Records for processing:

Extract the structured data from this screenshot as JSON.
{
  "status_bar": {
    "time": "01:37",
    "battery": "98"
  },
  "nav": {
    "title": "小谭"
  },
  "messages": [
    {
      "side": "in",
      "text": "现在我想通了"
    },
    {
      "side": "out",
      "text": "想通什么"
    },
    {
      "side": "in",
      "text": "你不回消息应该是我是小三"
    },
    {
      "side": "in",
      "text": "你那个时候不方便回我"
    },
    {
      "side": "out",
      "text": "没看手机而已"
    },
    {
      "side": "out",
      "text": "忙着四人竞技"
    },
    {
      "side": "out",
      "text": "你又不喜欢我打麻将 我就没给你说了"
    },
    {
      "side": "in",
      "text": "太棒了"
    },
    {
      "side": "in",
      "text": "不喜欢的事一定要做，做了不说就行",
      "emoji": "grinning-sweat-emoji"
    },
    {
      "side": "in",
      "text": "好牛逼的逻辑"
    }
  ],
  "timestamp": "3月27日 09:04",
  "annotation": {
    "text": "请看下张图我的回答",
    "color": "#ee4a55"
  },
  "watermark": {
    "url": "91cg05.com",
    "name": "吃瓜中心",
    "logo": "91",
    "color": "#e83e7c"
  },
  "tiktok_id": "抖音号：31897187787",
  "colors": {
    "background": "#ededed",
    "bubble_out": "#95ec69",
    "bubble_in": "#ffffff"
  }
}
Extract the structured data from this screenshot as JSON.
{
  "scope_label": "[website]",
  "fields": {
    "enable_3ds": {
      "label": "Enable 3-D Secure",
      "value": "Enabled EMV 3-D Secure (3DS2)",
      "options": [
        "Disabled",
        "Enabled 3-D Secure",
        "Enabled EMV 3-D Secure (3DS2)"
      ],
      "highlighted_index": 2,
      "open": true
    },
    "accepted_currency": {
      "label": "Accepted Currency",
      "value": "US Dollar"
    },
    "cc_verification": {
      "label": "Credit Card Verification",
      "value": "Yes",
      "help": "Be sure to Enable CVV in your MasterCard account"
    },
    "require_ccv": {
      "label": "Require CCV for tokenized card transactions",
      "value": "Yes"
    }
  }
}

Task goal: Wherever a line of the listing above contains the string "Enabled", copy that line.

Answer space:
      "value": "Enabled EMV 3-D Secure (3DS2)",
        "Enabled 3-D Secure",
        "Enabled EMV 3-D Secure (3DS2)"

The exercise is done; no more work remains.